Office: PAS 2018
Phone: 519-888-4567 x32553
Nancy Barrickman, Assistant Professor, who received her PhD from Duke University, is a biological anthropologist with interests in the evolution life history, complex behavior, and encephalization. In collaboration with Dr. Amy Schreier of Regis University, she conducts research on the behavioural development of juveniles. This study aims to increase our understanding of why some species, such as humans and other primates, have such a prolonged period between infancy and adulthood. They are currently conducting research comparing the development of mantled howler and white-faced capuchin juveniles at La Suerte Biological Research Station in Costa Rica. In addition, they are conducting surveys of the primate populations and habitats, incorporating genetic data from fecal samples in collaboration with Dr. Marie-Dominique Franco of Regis University. They have also conducted research on juvenile lemurs at the Duke Lemur Center in North Carolina.
In addition to her interests in primatology and how it informs human evolution, she is currently developing a research program investigating the relationship between conservation efforts, community welfare, and processes of globalization. She was awarded a SSHRC Seed Grant from the University of Waterloo to conduct a pilot study in the Udzungwa Mountains of Tanzania. In particular, she is interested in how access to health care and education in local communities affect conservation programs.
Publications and Current Research
Barrickman, N.L., Schreier A.L. (forthcoming) Becoming a Coquerel’s sifaka: sex-specific social development in juveniles. In Juvenile Primates, edited by C.A. Schmitt, M. Bezanson, K. MacKinnon.
van Schaik, C., Barrickman, N.L., Bastian, M., Krakauer, E., van Noordwijk, M. Primate life histories and the role of brains. (2006) In Evolution of Human Life History, edited by K. Hawkes and R. Paine, pp. 127-154. SAR Press, Santa Fe, NM.
Articles in Refereed Journals

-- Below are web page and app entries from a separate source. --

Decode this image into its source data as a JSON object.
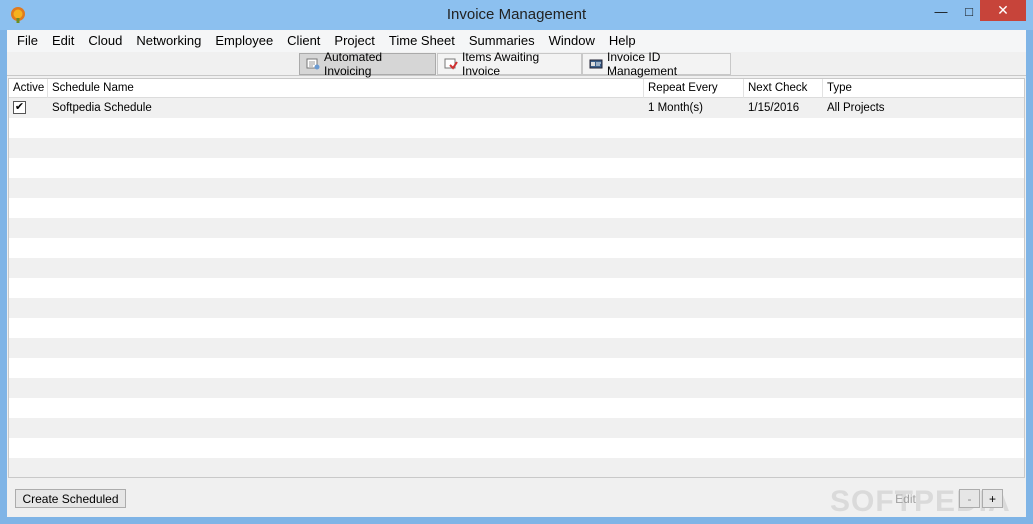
{
  "window": {
    "title": "Invoice Management",
    "minimize": "—",
    "maximize": "□",
    "close": "✕"
  },
  "menu": [
    "File",
    "Edit",
    "Cloud",
    "Networking",
    "Employee",
    "Client",
    "Project",
    "Time Sheet",
    "Summaries",
    "Window",
    "Help"
  ],
  "tabs": [
    {
      "label": "Automated Invoicing",
      "icon": "automation-icon",
      "active": true
    },
    {
      "label": "Items Awaiting Invoice",
      "icon": "invoice-items-icon",
      "active": false
    },
    {
      "label": "Invoice ID Management",
      "icon": "id-card-icon",
      "active": false
    }
  ],
  "table": {
    "headers": {
      "active": "Active",
      "name": "Schedule Name",
      "repeat": "Repeat Every",
      "next": "Next Check",
      "type": "Type"
    },
    "rows": [
      {
        "active": true,
        "name": "Softpedia Schedule",
        "repeat": "1 Month(s)",
        "next": "1/15/2016",
        "type": "All Projects"
      }
    ]
  },
  "buttons": {
    "create": "Create Scheduled",
    "edit": "Edit",
    "remove": "-",
    "add": "+"
  },
  "watermark": "SOFTPEDIA",
  "colors": {
    "titlebar": "#8cc0ef",
    "close": "#c7443a",
    "row_alt": "#f0f0f0"
  }
}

Barrickman, N.L. (in prep) Ontogeny of brain and body size: trade-offs of encephalization in hominoids and platyrrhines.
Barrickman, N.L., Schreier, A.L., Glander, K.E. (submitted) Testing the parallel laser technique for remotely measuring body dimensions on mantled howling monkeys (Alouatta palliata). American Journal of Primatology.
Barrickman, N.L. (revise and resubmit) Gendered resilience of social-ecological systems. Ecology and Society.
Barrickman, N.L. Lin, M. (2010) Encephalization, expensive tissues, and energetics: An examination of the relative costs of brain size in strepsirhines. American Journal of Physical Anthropology 143: 579-590.
Maclean, E.L., Barrickman, N.L., Johnson, E.M., Wall, C.E. (2009) Group size, pairbonding, and brain size in strepsirrhine primates. Journal of Human Evolution 56: 471-478.
Barrickman, N.L., Bastian, M., Isler, K., van Schaik, C. (2008) Life history costs and benefits of increased brain size: a comparative test using primates. Journal of Human Evolution 54:568-590.
Barrickman, N.L. (2011). Preliminary study on the linkages between conservation and family planning in the communities surrounding the Magombera Forest, Kilombero Valley, Tanzania. Research report submitted to the Commission of Science and Technology in the United Republic of Tanzania.
Barrickman, N.L. (2012). The elephant trap: A conundrum of captivity. Review of The Science and Well-Being of Elephants in Captivity, Edited by Debra L. Forthram, Lisa F. Kane, David Hancocks, and Paul F. Waldau. Society and Animals 20: 193-205.